Action item
An image-free, word-for-word version of the records below is to be returned.
(Data for this exercise Opens)
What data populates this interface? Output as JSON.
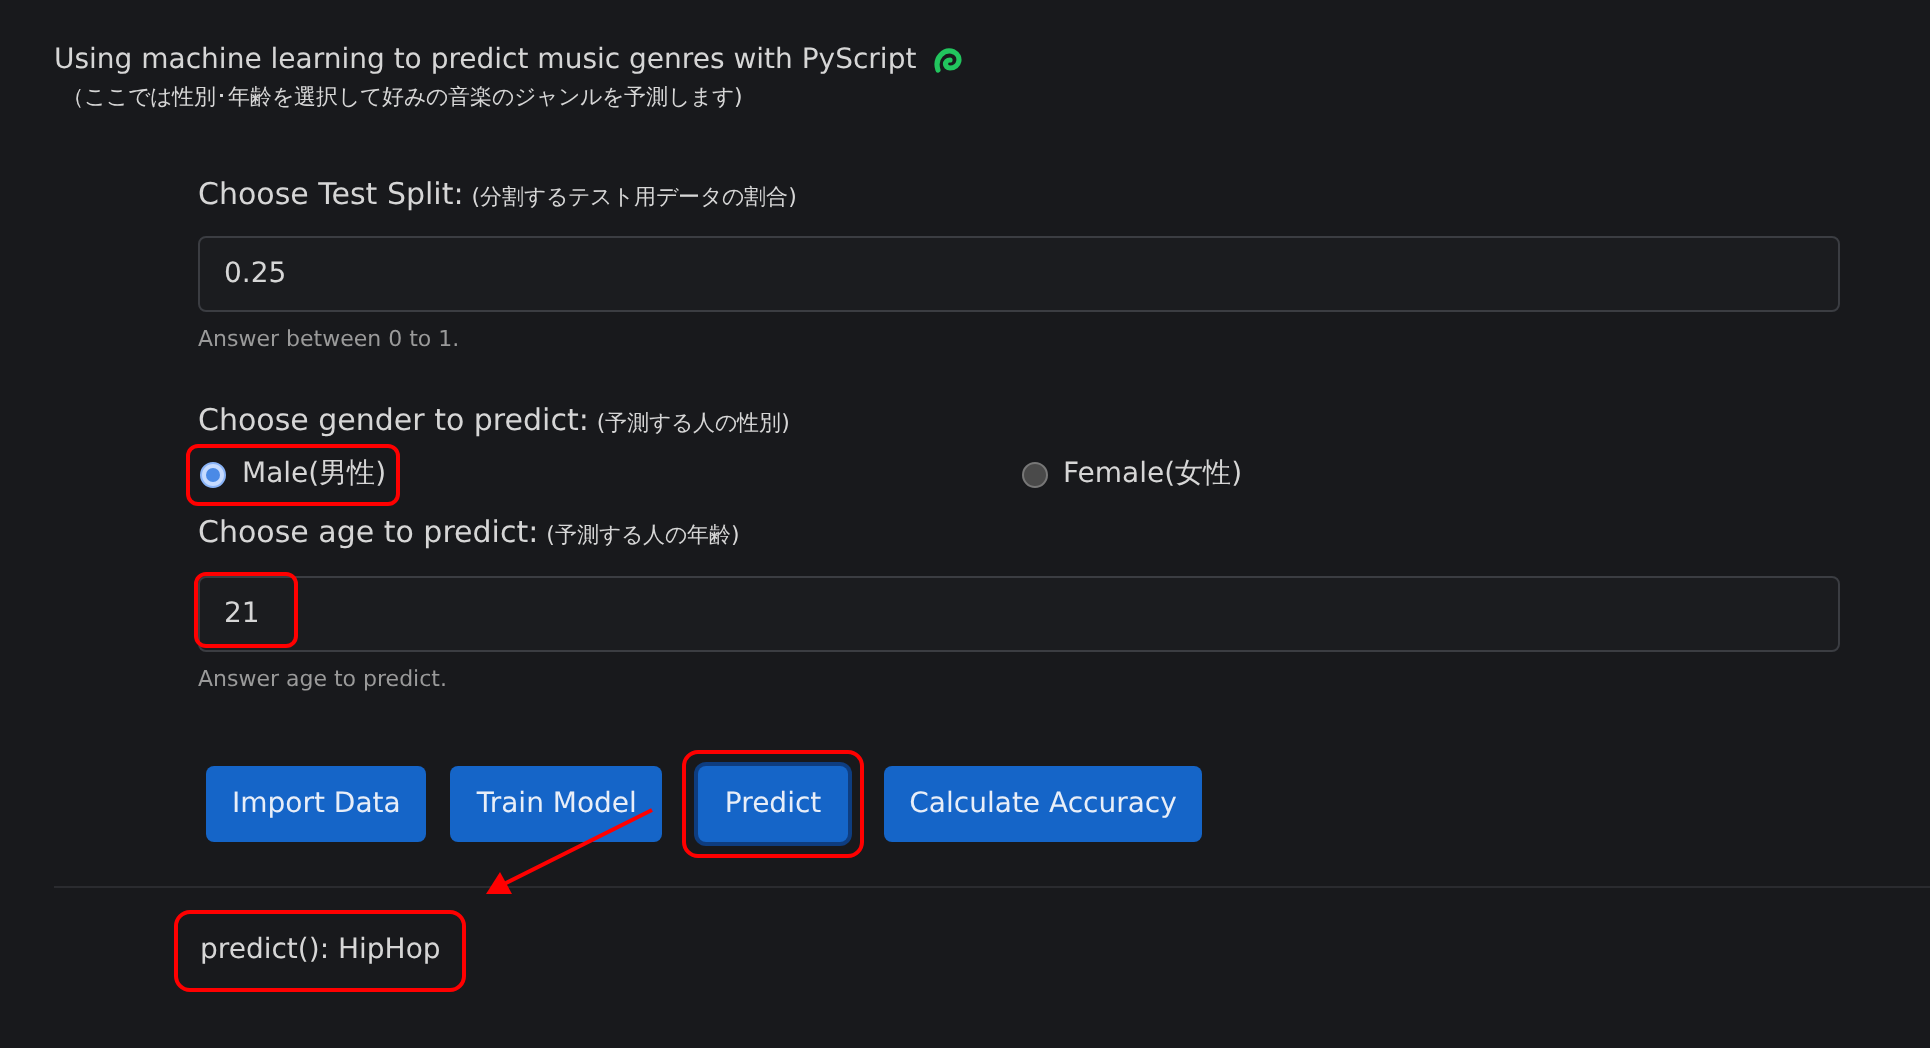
{
  "header": {
    "title": "Using machine learning to predict music genres with PyScript",
    "subtitle": "（ここでは性別･年齢を選択して好みの音楽のジャンルを予測します)"
  },
  "split": {
    "label": "Choose Test Split:",
    "label_note": "(分割するテスト用データの割合)",
    "value": "0.25",
    "hint": "Answer between 0 to 1."
  },
  "gender": {
    "label": "Choose gender to predict:",
    "label_note": "(予測する人の性別)",
    "options": [
      {
        "label": "Male(男性)",
        "selected": true,
        "highlighted": true
      },
      {
        "label": "Female(女性)",
        "selected": false,
        "highlighted": false
      }
    ]
  },
  "age": {
    "label": "Choose age to predict:",
    "label_note": "(予測する人の年齢)",
    "value": "21",
    "highlighted": true,
    "hint": "Answer age to predict."
  },
  "buttons": [
    {
      "label": "Import Data",
      "focused": false,
      "highlighted": false
    },
    {
      "label": "Train Model",
      "focused": false,
      "highlighted": false
    },
    {
      "label": "Predict",
      "focused": true,
      "highlighted": true
    },
    {
      "label": "Calculate Accuracy",
      "focused": false,
      "highlighted": false
    }
  ],
  "result": {
    "text": "predict(): HipHop",
    "highlighted": true
  }
}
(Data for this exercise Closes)
Completed task
What data populates this interface? Output as JSON.
{
  "header": {
    "title": "Using machine learning to predict music genres with PyScript",
    "subtitle": "（ここでは性別･年齢を選択して好みの音楽のジャンルを予測します)"
  },
  "split": {
    "label": "Choose Test Split:",
    "label_note": "(分割するテスト用データの割合)",
    "value": "0.25",
    "hint": "Answer between 0 to 1."
  },
  "gender": {
    "label": "Choose gender to predict:",
    "label_note": "(予測する人の性別)",
    "options": [
      {
        "label": "Male(男性)",
        "selected": true,
        "highlighted": true
      },
      {
        "label": "Female(女性)",
        "selected": false,
        "highlighted": false
      }
    ]
  },
  "age": {
    "label": "Choose age to predict:",
    "label_note": "(予測する人の年齢)",
    "value": "21",
    "highlighted": true,
    "hint": "Answer age to predict."
  },
  "buttons": [
    {
      "label": "Import Data",
      "focused": false,
      "highlighted": false
    },
    {
      "label": "Train Model",
      "focused": false,
      "highlighted": false
    },
    {
      "label": "Predict",
      "focused": true,
      "highlighted": true
    },
    {
      "label": "Calculate Accuracy",
      "focused": false,
      "highlighted": false
    }
  ],
  "result": {
    "text": "predict(): HipHop",
    "highlighted": true
  }
}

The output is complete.